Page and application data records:
________________________________________
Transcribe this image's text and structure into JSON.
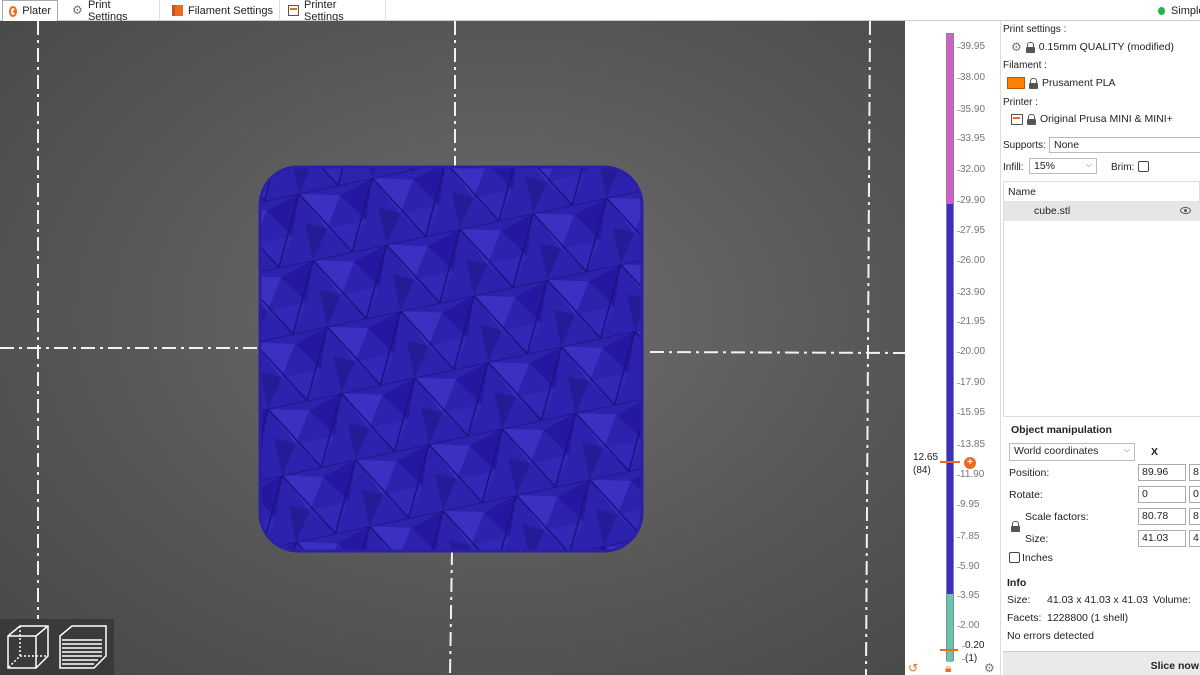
{
  "tabs": [
    {
      "label": "Plater",
      "icon": "plater-icon",
      "active": true
    },
    {
      "label": "Print Settings",
      "icon": "gear-icon",
      "active": false
    },
    {
      "label": "Filament Settings",
      "icon": "spool-icon",
      "active": false
    },
    {
      "label": "Printer Settings",
      "icon": "printer-icon",
      "active": false
    }
  ],
  "mode": {
    "label": "Simple",
    "color": "#27b34a"
  },
  "colors": {
    "accent": "#ed6b21",
    "model": "#2a1fa6",
    "filament_swatch": "#ff8000"
  },
  "layer_slider": {
    "ticks": [
      "39.95",
      "38.00",
      "35.90",
      "33.95",
      "32.00",
      "29.90",
      "27.95",
      "26.00",
      "23.90",
      "21.95",
      "20.00",
      "17.90",
      "15.95",
      "13.85",
      "11.90",
      "9.95",
      "7.85",
      "5.90",
      "3.95",
      "2.00"
    ],
    "top_value": "12.65",
    "top_layer": "(84)",
    "bottom_value": "0.20",
    "bottom_layer": "(1)"
  },
  "sidebar": {
    "print_settings_label": "Print settings :",
    "print_profile": "0.15mm QUALITY (modified)",
    "filament_label": "Filament :",
    "filament_profile": "Prusament PLA",
    "printer_label": "Printer :",
    "printer_profile": "Original Prusa MINI & MINI+",
    "supports_label": "Supports:",
    "supports_value": "None",
    "infill_label": "Infill:",
    "infill_value": "15%",
    "brim_label": "Brim:",
    "objects_header": "Name",
    "object_name": "cube.stl"
  },
  "manipulation": {
    "title": "Object manipulation",
    "coords": "World coordinates",
    "axis_x": "X",
    "position_label": "Position:",
    "position_x": "89.96",
    "position_y_partial": "8",
    "rotate_label": "Rotate:",
    "rotate_x": "0",
    "rotate_y_partial": "0",
    "scale_label": "Scale factors:",
    "scale_x": "80.78",
    "scale_y_partial": "8",
    "size_label": "Size:",
    "size_x": "41.03",
    "size_y_partial": "4",
    "inches_label": "Inches"
  },
  "info": {
    "title": "Info",
    "size_label": "Size:",
    "size_value": "41.03 x 41.03 x 41.03",
    "volume_label": "Volume:",
    "facets_label": "Facets:",
    "facets_value": "1228800 (1 shell)",
    "errors": "No errors detected"
  },
  "slice_button": "Slice now"
}
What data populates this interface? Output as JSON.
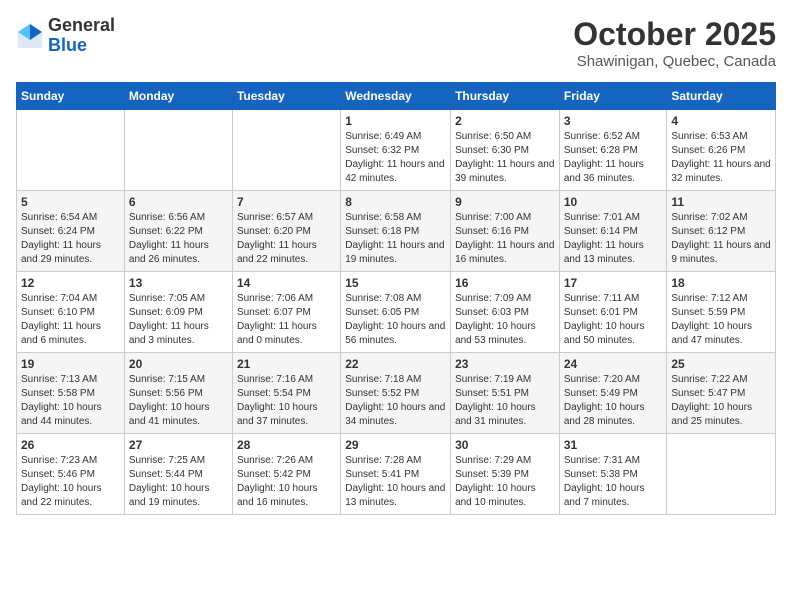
{
  "header": {
    "logo": {
      "general": "General",
      "blue": "Blue"
    },
    "title": "October 2025",
    "subtitle": "Shawinigan, Quebec, Canada"
  },
  "weekdays": [
    "Sunday",
    "Monday",
    "Tuesday",
    "Wednesday",
    "Thursday",
    "Friday",
    "Saturday"
  ],
  "weeks": [
    [
      {
        "day": "",
        "info": ""
      },
      {
        "day": "",
        "info": ""
      },
      {
        "day": "",
        "info": ""
      },
      {
        "day": "1",
        "info": "Sunrise: 6:49 AM\nSunset: 6:32 PM\nDaylight: 11 hours\nand 42 minutes."
      },
      {
        "day": "2",
        "info": "Sunrise: 6:50 AM\nSunset: 6:30 PM\nDaylight: 11 hours\nand 39 minutes."
      },
      {
        "day": "3",
        "info": "Sunrise: 6:52 AM\nSunset: 6:28 PM\nDaylight: 11 hours\nand 36 minutes."
      },
      {
        "day": "4",
        "info": "Sunrise: 6:53 AM\nSunset: 6:26 PM\nDaylight: 11 hours\nand 32 minutes."
      }
    ],
    [
      {
        "day": "5",
        "info": "Sunrise: 6:54 AM\nSunset: 6:24 PM\nDaylight: 11 hours\nand 29 minutes."
      },
      {
        "day": "6",
        "info": "Sunrise: 6:56 AM\nSunset: 6:22 PM\nDaylight: 11 hours\nand 26 minutes."
      },
      {
        "day": "7",
        "info": "Sunrise: 6:57 AM\nSunset: 6:20 PM\nDaylight: 11 hours\nand 22 minutes."
      },
      {
        "day": "8",
        "info": "Sunrise: 6:58 AM\nSunset: 6:18 PM\nDaylight: 11 hours\nand 19 minutes."
      },
      {
        "day": "9",
        "info": "Sunrise: 7:00 AM\nSunset: 6:16 PM\nDaylight: 11 hours\nand 16 minutes."
      },
      {
        "day": "10",
        "info": "Sunrise: 7:01 AM\nSunset: 6:14 PM\nDaylight: 11 hours\nand 13 minutes."
      },
      {
        "day": "11",
        "info": "Sunrise: 7:02 AM\nSunset: 6:12 PM\nDaylight: 11 hours\nand 9 minutes."
      }
    ],
    [
      {
        "day": "12",
        "info": "Sunrise: 7:04 AM\nSunset: 6:10 PM\nDaylight: 11 hours\nand 6 minutes."
      },
      {
        "day": "13",
        "info": "Sunrise: 7:05 AM\nSunset: 6:09 PM\nDaylight: 11 hours\nand 3 minutes."
      },
      {
        "day": "14",
        "info": "Sunrise: 7:06 AM\nSunset: 6:07 PM\nDaylight: 11 hours\nand 0 minutes."
      },
      {
        "day": "15",
        "info": "Sunrise: 7:08 AM\nSunset: 6:05 PM\nDaylight: 10 hours\nand 56 minutes."
      },
      {
        "day": "16",
        "info": "Sunrise: 7:09 AM\nSunset: 6:03 PM\nDaylight: 10 hours\nand 53 minutes."
      },
      {
        "day": "17",
        "info": "Sunrise: 7:11 AM\nSunset: 6:01 PM\nDaylight: 10 hours\nand 50 minutes."
      },
      {
        "day": "18",
        "info": "Sunrise: 7:12 AM\nSunset: 5:59 PM\nDaylight: 10 hours\nand 47 minutes."
      }
    ],
    [
      {
        "day": "19",
        "info": "Sunrise: 7:13 AM\nSunset: 5:58 PM\nDaylight: 10 hours\nand 44 minutes."
      },
      {
        "day": "20",
        "info": "Sunrise: 7:15 AM\nSunset: 5:56 PM\nDaylight: 10 hours\nand 41 minutes."
      },
      {
        "day": "21",
        "info": "Sunrise: 7:16 AM\nSunset: 5:54 PM\nDaylight: 10 hours\nand 37 minutes."
      },
      {
        "day": "22",
        "info": "Sunrise: 7:18 AM\nSunset: 5:52 PM\nDaylight: 10 hours\nand 34 minutes."
      },
      {
        "day": "23",
        "info": "Sunrise: 7:19 AM\nSunset: 5:51 PM\nDaylight: 10 hours\nand 31 minutes."
      },
      {
        "day": "24",
        "info": "Sunrise: 7:20 AM\nSunset: 5:49 PM\nDaylight: 10 hours\nand 28 minutes."
      },
      {
        "day": "25",
        "info": "Sunrise: 7:22 AM\nSunset: 5:47 PM\nDaylight: 10 hours\nand 25 minutes."
      }
    ],
    [
      {
        "day": "26",
        "info": "Sunrise: 7:23 AM\nSunset: 5:46 PM\nDaylight: 10 hours\nand 22 minutes."
      },
      {
        "day": "27",
        "info": "Sunrise: 7:25 AM\nSunset: 5:44 PM\nDaylight: 10 hours\nand 19 minutes."
      },
      {
        "day": "28",
        "info": "Sunrise: 7:26 AM\nSunset: 5:42 PM\nDaylight: 10 hours\nand 16 minutes."
      },
      {
        "day": "29",
        "info": "Sunrise: 7:28 AM\nSunset: 5:41 PM\nDaylight: 10 hours\nand 13 minutes."
      },
      {
        "day": "30",
        "info": "Sunrise: 7:29 AM\nSunset: 5:39 PM\nDaylight: 10 hours\nand 10 minutes."
      },
      {
        "day": "31",
        "info": "Sunrise: 7:31 AM\nSunset: 5:38 PM\nDaylight: 10 hours\nand 7 minutes."
      },
      {
        "day": "",
        "info": ""
      }
    ]
  ]
}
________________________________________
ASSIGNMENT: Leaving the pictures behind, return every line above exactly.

OUTPUT:
Transcribe this image's text and structure into JSON.
{
  "tabs": [
    {
      "label": "Plater",
      "icon": "plater-icon",
      "active": true
    },
    {
      "label": "Print Settings",
      "icon": "gear-icon",
      "active": false
    },
    {
      "label": "Filament Settings",
      "icon": "spool-icon",
      "active": false
    },
    {
      "label": "Printer Settings",
      "icon": "printer-icon",
      "active": false
    }
  ],
  "mode": {
    "label": "Simple",
    "color": "#27b34a"
  },
  "colors": {
    "accent": "#ed6b21",
    "model": "#2a1fa6",
    "filament_swatch": "#ff8000"
  },
  "layer_slider": {
    "ticks": [
      "39.95",
      "38.00",
      "35.90",
      "33.95",
      "32.00",
      "29.90",
      "27.95",
      "26.00",
      "23.90",
      "21.95",
      "20.00",
      "17.90",
      "15.95",
      "13.85",
      "11.90",
      "9.95",
      "7.85",
      "5.90",
      "3.95",
      "2.00"
    ],
    "top_value": "12.65",
    "top_layer": "(84)",
    "bottom_value": "0.20",
    "bottom_layer": "(1)"
  },
  "sidebar": {
    "print_settings_label": "Print settings :",
    "print_profile": "0.15mm QUALITY (modified)",
    "filament_label": "Filament :",
    "filament_profile": "Prusament PLA",
    "printer_label": "Printer :",
    "printer_profile": "Original Prusa MINI & MINI+",
    "supports_label": "Supports:",
    "supports_value": "None",
    "infill_label": "Infill:",
    "infill_value": "15%",
    "brim_label": "Brim:",
    "objects_header": "Name",
    "object_name": "cube.stl"
  },
  "manipulation": {
    "title": "Object manipulation",
    "coords": "World coordinates",
    "axis_x": "X",
    "position_label": "Position:",
    "position_x": "89.96",
    "position_y_partial": "8",
    "rotate_label": "Rotate:",
    "rotate_x": "0",
    "rotate_y_partial": "0",
    "scale_label": "Scale factors:",
    "scale_x": "80.78",
    "scale_y_partial": "8",
    "size_label": "Size:",
    "size_x": "41.03",
    "size_y_partial": "4",
    "inches_label": "Inches"
  },
  "info": {
    "title": "Info",
    "size_label": "Size:",
    "size_value": "41.03 x 41.03 x 41.03",
    "volume_label": "Volume:",
    "facets_label": "Facets:",
    "facets_value": "1228800 (1 shell)",
    "errors": "No errors detected"
  },
  "slice_button": "Slice now"
}
What data populates this interface? Output as JSON.
{
  "header": {
    "logo": {
      "general": "General",
      "blue": "Blue"
    },
    "title": "October 2025",
    "subtitle": "Shawinigan, Quebec, Canada"
  },
  "weekdays": [
    "Sunday",
    "Monday",
    "Tuesday",
    "Wednesday",
    "Thursday",
    "Friday",
    "Saturday"
  ],
  "weeks": [
    [
      {
        "day": "",
        "info": ""
      },
      {
        "day": "",
        "info": ""
      },
      {
        "day": "",
        "info": ""
      },
      {
        "day": "1",
        "info": "Sunrise: 6:49 AM\nSunset: 6:32 PM\nDaylight: 11 hours\nand 42 minutes."
      },
      {
        "day": "2",
        "info": "Sunrise: 6:50 AM\nSunset: 6:30 PM\nDaylight: 11 hours\nand 39 minutes."
      },
      {
        "day": "3",
        "info": "Sunrise: 6:52 AM\nSunset: 6:28 PM\nDaylight: 11 hours\nand 36 minutes."
      },
      {
        "day": "4",
        "info": "Sunrise: 6:53 AM\nSunset: 6:26 PM\nDaylight: 11 hours\nand 32 minutes."
      }
    ],
    [
      {
        "day": "5",
        "info": "Sunrise: 6:54 AM\nSunset: 6:24 PM\nDaylight: 11 hours\nand 29 minutes."
      },
      {
        "day": "6",
        "info": "Sunrise: 6:56 AM\nSunset: 6:22 PM\nDaylight: 11 hours\nand 26 minutes."
      },
      {
        "day": "7",
        "info": "Sunrise: 6:57 AM\nSunset: 6:20 PM\nDaylight: 11 hours\nand 22 minutes."
      },
      {
        "day": "8",
        "info": "Sunrise: 6:58 AM\nSunset: 6:18 PM\nDaylight: 11 hours\nand 19 minutes."
      },
      {
        "day": "9",
        "info": "Sunrise: 7:00 AM\nSunset: 6:16 PM\nDaylight: 11 hours\nand 16 minutes."
      },
      {
        "day": "10",
        "info": "Sunrise: 7:01 AM\nSunset: 6:14 PM\nDaylight: 11 hours\nand 13 minutes."
      },
      {
        "day": "11",
        "info": "Sunrise: 7:02 AM\nSunset: 6:12 PM\nDaylight: 11 hours\nand 9 minutes."
      }
    ],
    [
      {
        "day": "12",
        "info": "Sunrise: 7:04 AM\nSunset: 6:10 PM\nDaylight: 11 hours\nand 6 minutes."
      },
      {
        "day": "13",
        "info": "Sunrise: 7:05 AM\nSunset: 6:09 PM\nDaylight: 11 hours\nand 3 minutes."
      },
      {
        "day": "14",
        "info": "Sunrise: 7:06 AM\nSunset: 6:07 PM\nDaylight: 11 hours\nand 0 minutes."
      },
      {
        "day": "15",
        "info": "Sunrise: 7:08 AM\nSunset: 6:05 PM\nDaylight: 10 hours\nand 56 minutes."
      },
      {
        "day": "16",
        "info": "Sunrise: 7:09 AM\nSunset: 6:03 PM\nDaylight: 10 hours\nand 53 minutes."
      },
      {
        "day": "17",
        "info": "Sunrise: 7:11 AM\nSunset: 6:01 PM\nDaylight: 10 hours\nand 50 minutes."
      },
      {
        "day": "18",
        "info": "Sunrise: 7:12 AM\nSunset: 5:59 PM\nDaylight: 10 hours\nand 47 minutes."
      }
    ],
    [
      {
        "day": "19",
        "info": "Sunrise: 7:13 AM\nSunset: 5:58 PM\nDaylight: 10 hours\nand 44 minutes."
      },
      {
        "day": "20",
        "info": "Sunrise: 7:15 AM\nSunset: 5:56 PM\nDaylight: 10 hours\nand 41 minutes."
      },
      {
        "day": "21",
        "info": "Sunrise: 7:16 AM\nSunset: 5:54 PM\nDaylight: 10 hours\nand 37 minutes."
      },
      {
        "day": "22",
        "info": "Sunrise: 7:18 AM\nSunset: 5:52 PM\nDaylight: 10 hours\nand 34 minutes."
      },
      {
        "day": "23",
        "info": "Sunrise: 7:19 AM\nSunset: 5:51 PM\nDaylight: 10 hours\nand 31 minutes."
      },
      {
        "day": "24",
        "info": "Sunrise: 7:20 AM\nSunset: 5:49 PM\nDaylight: 10 hours\nand 28 minutes."
      },
      {
        "day": "25",
        "info": "Sunrise: 7:22 AM\nSunset: 5:47 PM\nDaylight: 10 hours\nand 25 minutes."
      }
    ],
    [
      {
        "day": "26",
        "info": "Sunrise: 7:23 AM\nSunset: 5:46 PM\nDaylight: 10 hours\nand 22 minutes."
      },
      {
        "day": "27",
        "info": "Sunrise: 7:25 AM\nSunset: 5:44 PM\nDaylight: 10 hours\nand 19 minutes."
      },
      {
        "day": "28",
        "info": "Sunrise: 7:26 AM\nSunset: 5:42 PM\nDaylight: 10 hours\nand 16 minutes."
      },
      {
        "day": "29",
        "info": "Sunrise: 7:28 AM\nSunset: 5:41 PM\nDaylight: 10 hours\nand 13 minutes."
      },
      {
        "day": "30",
        "info": "Sunrise: 7:29 AM\nSunset: 5:39 PM\nDaylight: 10 hours\nand 10 minutes."
      },
      {
        "day": "31",
        "info": "Sunrise: 7:31 AM\nSunset: 5:38 PM\nDaylight: 10 hours\nand 7 minutes."
      },
      {
        "day": "",
        "info": ""
      }
    ]
  ]
}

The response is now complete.